[App and web page records]
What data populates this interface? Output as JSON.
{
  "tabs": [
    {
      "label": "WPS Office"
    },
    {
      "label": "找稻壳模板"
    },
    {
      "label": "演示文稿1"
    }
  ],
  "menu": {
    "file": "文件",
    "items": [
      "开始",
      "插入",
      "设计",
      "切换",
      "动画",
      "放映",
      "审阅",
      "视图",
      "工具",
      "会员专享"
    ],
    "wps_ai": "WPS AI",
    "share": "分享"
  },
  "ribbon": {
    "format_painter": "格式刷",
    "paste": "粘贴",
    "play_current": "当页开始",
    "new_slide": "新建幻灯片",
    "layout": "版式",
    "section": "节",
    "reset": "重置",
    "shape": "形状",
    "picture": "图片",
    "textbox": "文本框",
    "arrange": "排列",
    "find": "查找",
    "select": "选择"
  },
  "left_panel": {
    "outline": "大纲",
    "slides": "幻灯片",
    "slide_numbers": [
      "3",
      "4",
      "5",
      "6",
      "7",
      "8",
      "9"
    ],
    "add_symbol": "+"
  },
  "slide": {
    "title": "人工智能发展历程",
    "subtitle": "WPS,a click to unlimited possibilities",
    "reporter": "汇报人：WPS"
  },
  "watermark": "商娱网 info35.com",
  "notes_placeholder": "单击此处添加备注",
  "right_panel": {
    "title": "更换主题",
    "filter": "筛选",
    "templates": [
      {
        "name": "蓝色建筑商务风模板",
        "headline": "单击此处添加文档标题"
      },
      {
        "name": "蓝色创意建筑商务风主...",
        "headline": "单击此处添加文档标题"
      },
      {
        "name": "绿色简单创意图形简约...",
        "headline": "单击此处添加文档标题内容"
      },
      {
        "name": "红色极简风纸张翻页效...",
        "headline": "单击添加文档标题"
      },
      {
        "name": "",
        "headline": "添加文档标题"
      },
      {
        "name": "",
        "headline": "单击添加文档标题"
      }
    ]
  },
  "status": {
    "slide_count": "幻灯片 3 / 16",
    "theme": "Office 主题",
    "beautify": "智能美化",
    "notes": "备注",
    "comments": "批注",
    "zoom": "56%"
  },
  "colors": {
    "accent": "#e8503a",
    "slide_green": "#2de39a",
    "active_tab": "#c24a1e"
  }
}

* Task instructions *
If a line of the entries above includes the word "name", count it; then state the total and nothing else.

* Solution to the exercise *
6